"Rate differentials keep Treasury yields at bay,'' said William O'Donnell, head U.S. Treasury strategist at RBS Securities in Stamford, Connecticut.
"When you think about what's going on in Europe, it's nothing good, and as long as that's the case, it's going to keep people from aggressively selling an already cheap Treasury market,'' he said.
Analysts said traders also focused on disappointing hourly earnings growth in September. Friday's U.S. employment report, while showing employers added 248,000 jobs last month and the jobless rate fell to its lowest since July 2008, also showed average hourly earnings increased just 2.0 percent.
The weak detail suggested the Fed could keep short-term interest rates low in the near-term, a view that prevented traders from selling notes Monday.
"There is still slack in the system,'' said Gennadiy Goldberg, an interest rate strategist at TD Securities in New York. "This gives the Fed more room to err on the side of caution."
The U.S. Treasury will sell $61 billion in new debt this week, comprising $27 billion in three-year notes on Tuesday, $21 billion in 10-year notes on Wednesday and $13 billion in 30-year bonds on Thursday.
Goldberg said the upcoming auction of 30-year debt may have pressured yields on 30-year bonds earlier in the session.
Traders tend to sell debt ahead of auctions in anticipation of buying it back at cheaper prices.
U.S. three-year Treasury notes were last up 4/32 in price to yield 0.99 percent, from 1.04 percent late Friday.
Benchmark 10-year U.S. Treasury notes were last up 3/32 in price to yield 2.42 percent, from 2.45 percent late Friday.
U.S. 30-year bonds were last down 2/32 to yield 3.13 percent, unchanged from late Friday.

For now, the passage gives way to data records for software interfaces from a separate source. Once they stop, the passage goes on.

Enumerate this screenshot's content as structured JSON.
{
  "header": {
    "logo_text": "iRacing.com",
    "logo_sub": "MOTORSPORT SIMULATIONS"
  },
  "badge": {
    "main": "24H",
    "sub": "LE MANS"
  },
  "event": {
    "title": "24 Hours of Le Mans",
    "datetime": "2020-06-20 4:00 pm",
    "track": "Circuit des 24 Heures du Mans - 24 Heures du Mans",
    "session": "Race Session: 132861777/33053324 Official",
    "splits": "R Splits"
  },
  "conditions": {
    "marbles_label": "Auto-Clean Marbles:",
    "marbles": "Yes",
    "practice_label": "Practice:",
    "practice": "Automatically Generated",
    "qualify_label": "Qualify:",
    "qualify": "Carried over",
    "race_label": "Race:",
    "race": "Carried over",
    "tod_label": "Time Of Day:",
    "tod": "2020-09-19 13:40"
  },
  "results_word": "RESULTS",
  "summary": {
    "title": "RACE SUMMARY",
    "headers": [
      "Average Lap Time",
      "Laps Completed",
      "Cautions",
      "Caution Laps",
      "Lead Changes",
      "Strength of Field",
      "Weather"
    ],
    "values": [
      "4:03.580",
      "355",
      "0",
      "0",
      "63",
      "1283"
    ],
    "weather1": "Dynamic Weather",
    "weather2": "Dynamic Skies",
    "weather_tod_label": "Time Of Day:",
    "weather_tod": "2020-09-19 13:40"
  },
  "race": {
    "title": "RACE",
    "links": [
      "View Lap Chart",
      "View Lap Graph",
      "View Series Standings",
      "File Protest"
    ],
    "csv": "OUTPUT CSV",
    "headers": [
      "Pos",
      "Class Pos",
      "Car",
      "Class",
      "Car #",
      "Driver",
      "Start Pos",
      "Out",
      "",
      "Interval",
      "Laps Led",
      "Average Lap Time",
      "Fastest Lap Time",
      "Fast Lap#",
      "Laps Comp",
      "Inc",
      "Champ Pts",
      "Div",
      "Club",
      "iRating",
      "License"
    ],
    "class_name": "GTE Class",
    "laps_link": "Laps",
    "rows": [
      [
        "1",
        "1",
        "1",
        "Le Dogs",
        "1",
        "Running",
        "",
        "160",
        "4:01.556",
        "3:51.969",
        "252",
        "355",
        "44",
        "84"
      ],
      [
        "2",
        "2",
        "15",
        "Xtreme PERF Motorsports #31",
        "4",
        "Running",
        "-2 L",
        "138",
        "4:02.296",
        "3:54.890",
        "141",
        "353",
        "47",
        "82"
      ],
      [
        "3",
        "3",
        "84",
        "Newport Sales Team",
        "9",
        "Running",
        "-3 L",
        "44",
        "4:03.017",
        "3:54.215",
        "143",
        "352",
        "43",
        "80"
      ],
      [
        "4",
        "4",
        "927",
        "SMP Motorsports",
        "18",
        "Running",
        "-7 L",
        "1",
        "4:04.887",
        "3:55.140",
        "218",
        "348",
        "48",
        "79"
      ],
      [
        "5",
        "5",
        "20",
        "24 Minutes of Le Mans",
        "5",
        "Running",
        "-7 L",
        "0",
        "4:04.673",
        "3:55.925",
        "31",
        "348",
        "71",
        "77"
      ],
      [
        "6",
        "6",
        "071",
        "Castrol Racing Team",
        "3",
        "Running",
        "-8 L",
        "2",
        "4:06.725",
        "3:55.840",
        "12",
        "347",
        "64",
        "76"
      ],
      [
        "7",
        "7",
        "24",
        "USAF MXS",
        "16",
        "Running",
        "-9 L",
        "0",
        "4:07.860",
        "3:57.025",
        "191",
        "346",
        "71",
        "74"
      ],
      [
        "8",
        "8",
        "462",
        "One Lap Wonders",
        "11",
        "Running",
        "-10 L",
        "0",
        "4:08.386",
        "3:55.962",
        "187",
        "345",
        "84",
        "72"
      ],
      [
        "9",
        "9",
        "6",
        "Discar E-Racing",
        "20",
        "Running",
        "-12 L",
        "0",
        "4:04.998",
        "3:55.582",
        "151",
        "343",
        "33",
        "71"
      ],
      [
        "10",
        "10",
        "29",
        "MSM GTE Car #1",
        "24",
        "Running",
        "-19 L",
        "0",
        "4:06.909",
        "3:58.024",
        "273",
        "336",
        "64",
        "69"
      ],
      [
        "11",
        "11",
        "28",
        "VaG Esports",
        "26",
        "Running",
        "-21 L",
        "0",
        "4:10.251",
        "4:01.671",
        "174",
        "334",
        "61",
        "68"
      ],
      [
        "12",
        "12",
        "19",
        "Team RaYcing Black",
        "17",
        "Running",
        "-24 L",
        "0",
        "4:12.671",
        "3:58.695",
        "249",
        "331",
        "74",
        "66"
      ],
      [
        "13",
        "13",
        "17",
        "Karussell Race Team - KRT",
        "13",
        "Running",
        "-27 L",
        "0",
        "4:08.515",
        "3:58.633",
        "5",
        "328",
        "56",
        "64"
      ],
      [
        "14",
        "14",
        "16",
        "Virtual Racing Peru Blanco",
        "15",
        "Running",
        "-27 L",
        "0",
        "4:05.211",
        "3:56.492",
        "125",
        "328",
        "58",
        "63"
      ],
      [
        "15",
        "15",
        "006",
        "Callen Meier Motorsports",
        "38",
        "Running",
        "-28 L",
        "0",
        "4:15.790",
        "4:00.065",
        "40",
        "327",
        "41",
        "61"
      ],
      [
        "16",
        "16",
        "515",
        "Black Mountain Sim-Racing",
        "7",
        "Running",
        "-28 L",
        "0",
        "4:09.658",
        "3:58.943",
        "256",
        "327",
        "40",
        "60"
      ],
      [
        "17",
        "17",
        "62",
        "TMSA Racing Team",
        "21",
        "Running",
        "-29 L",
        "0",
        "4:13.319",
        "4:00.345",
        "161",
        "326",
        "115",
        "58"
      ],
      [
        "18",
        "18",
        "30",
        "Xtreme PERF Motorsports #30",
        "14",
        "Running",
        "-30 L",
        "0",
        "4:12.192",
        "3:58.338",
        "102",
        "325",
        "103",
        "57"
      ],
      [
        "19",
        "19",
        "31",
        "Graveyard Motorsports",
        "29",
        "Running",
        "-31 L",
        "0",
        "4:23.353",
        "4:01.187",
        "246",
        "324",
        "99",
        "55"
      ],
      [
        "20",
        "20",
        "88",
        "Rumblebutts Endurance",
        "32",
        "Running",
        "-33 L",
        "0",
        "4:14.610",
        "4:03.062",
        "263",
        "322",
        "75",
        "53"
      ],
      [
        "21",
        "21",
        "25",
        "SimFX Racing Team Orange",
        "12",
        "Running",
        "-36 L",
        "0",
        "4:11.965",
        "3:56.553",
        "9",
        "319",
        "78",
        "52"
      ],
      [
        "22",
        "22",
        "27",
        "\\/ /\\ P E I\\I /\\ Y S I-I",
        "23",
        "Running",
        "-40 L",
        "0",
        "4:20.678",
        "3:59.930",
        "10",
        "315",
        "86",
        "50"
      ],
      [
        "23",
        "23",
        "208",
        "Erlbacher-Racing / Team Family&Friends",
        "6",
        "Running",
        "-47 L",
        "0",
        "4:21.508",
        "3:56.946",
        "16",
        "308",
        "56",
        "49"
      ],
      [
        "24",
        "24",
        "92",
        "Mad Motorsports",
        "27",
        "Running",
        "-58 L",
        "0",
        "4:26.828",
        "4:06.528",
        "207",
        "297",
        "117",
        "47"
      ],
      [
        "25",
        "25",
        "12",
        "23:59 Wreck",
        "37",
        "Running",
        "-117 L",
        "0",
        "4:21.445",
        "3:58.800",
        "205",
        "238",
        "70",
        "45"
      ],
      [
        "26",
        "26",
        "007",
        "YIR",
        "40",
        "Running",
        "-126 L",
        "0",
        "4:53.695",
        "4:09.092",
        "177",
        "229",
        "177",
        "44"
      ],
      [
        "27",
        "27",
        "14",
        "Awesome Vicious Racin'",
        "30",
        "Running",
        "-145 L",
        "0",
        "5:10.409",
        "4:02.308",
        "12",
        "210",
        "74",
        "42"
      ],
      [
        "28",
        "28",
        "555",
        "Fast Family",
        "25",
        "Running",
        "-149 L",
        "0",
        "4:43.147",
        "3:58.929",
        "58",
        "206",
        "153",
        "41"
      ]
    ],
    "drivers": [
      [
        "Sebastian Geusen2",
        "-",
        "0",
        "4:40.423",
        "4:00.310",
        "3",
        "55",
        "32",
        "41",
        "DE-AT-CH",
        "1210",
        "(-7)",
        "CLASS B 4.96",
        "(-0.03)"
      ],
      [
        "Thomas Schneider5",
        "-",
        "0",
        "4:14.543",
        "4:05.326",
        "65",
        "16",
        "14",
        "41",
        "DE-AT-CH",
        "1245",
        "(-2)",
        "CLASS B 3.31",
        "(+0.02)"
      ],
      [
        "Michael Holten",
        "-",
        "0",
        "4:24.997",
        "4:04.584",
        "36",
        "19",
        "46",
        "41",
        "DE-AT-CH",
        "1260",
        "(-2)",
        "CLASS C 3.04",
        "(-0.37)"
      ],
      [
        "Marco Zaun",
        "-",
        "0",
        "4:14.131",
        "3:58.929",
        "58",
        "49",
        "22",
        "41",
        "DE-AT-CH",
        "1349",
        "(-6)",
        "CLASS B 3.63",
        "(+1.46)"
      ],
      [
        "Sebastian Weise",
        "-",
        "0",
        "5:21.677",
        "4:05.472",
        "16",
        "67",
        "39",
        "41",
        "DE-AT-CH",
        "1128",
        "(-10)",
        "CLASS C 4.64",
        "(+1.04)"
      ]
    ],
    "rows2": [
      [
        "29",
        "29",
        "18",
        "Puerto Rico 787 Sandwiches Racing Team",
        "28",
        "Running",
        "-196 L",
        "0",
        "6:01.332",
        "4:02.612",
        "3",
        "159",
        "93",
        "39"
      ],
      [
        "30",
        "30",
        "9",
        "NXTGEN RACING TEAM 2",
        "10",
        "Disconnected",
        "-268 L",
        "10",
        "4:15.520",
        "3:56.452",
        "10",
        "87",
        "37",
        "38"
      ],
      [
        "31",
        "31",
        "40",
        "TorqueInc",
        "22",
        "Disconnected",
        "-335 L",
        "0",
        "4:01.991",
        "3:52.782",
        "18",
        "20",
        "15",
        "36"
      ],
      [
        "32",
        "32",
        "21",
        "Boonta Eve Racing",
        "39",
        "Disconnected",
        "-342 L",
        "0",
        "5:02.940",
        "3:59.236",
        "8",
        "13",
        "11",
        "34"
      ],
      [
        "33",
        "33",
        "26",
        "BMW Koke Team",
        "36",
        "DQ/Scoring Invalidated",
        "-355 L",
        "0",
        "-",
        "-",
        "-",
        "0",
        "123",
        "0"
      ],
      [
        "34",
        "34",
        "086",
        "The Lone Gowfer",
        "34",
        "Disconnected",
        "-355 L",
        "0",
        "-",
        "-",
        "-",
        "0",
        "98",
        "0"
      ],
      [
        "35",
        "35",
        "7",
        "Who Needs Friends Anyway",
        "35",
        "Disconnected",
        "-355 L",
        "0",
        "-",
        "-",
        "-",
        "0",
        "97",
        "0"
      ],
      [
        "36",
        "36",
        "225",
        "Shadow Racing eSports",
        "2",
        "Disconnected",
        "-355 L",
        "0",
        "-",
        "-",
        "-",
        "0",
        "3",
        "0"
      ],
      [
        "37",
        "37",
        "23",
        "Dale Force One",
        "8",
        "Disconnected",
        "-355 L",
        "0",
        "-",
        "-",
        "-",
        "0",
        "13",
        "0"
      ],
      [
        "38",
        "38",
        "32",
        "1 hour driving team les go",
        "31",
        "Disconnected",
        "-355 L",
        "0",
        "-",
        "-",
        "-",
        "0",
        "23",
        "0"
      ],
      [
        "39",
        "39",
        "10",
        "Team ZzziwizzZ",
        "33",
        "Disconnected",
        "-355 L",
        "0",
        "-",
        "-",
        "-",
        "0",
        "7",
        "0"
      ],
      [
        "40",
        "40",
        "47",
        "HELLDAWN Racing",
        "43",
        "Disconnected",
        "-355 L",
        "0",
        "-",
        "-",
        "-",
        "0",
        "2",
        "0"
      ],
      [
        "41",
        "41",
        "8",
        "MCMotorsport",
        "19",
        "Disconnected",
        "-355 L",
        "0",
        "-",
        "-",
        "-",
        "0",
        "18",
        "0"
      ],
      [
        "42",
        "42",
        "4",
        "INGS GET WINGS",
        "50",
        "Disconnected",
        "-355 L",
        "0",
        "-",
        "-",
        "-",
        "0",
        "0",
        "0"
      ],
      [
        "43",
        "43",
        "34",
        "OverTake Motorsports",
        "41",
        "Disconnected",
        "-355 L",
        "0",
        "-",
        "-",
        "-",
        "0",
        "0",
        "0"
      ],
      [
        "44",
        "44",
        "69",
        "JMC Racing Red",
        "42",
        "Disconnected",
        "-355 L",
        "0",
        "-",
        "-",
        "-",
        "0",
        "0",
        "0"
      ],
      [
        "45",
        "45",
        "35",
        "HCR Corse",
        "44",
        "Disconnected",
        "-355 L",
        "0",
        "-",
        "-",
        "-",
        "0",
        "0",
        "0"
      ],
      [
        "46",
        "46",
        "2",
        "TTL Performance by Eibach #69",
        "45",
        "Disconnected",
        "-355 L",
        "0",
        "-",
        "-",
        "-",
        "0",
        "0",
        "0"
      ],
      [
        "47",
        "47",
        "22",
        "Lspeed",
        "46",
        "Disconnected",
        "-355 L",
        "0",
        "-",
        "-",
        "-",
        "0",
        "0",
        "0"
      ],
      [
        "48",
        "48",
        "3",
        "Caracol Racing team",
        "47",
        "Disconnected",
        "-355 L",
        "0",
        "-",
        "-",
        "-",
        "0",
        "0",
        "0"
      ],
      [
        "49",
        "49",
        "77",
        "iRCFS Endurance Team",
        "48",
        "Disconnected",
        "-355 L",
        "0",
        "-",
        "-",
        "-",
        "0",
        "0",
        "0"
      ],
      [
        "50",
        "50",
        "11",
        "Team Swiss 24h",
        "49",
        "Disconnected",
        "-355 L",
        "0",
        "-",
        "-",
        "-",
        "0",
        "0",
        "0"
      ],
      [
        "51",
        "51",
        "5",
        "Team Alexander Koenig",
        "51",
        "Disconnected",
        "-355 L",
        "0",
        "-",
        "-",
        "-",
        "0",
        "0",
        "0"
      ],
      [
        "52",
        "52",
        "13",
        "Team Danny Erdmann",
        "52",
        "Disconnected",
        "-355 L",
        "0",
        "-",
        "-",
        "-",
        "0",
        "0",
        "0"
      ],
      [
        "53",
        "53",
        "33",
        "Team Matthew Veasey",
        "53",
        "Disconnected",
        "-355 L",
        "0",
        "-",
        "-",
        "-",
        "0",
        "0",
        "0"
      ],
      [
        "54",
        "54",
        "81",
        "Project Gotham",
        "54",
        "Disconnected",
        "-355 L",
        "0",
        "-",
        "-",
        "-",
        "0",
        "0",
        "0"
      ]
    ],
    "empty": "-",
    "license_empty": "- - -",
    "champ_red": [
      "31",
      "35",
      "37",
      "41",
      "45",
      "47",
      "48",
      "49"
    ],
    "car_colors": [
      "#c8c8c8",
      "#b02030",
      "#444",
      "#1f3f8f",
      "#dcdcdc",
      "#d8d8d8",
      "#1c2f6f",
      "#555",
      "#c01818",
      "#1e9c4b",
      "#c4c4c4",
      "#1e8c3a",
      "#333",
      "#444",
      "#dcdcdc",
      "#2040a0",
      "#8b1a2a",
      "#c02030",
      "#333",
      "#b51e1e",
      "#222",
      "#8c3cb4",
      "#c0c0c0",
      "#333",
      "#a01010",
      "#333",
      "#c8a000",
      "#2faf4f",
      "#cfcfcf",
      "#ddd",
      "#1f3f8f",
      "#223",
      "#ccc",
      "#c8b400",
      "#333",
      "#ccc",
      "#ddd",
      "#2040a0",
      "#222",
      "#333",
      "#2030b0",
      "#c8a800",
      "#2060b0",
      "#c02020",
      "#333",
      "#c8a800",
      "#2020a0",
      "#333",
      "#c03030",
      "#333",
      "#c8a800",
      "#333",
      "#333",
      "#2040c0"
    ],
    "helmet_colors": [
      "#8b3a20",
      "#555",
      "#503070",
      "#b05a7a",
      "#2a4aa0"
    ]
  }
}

On Wall Street, U.S. stocks traded sideways, with the benchmark S&P 500 stock index last down 0.03 percent.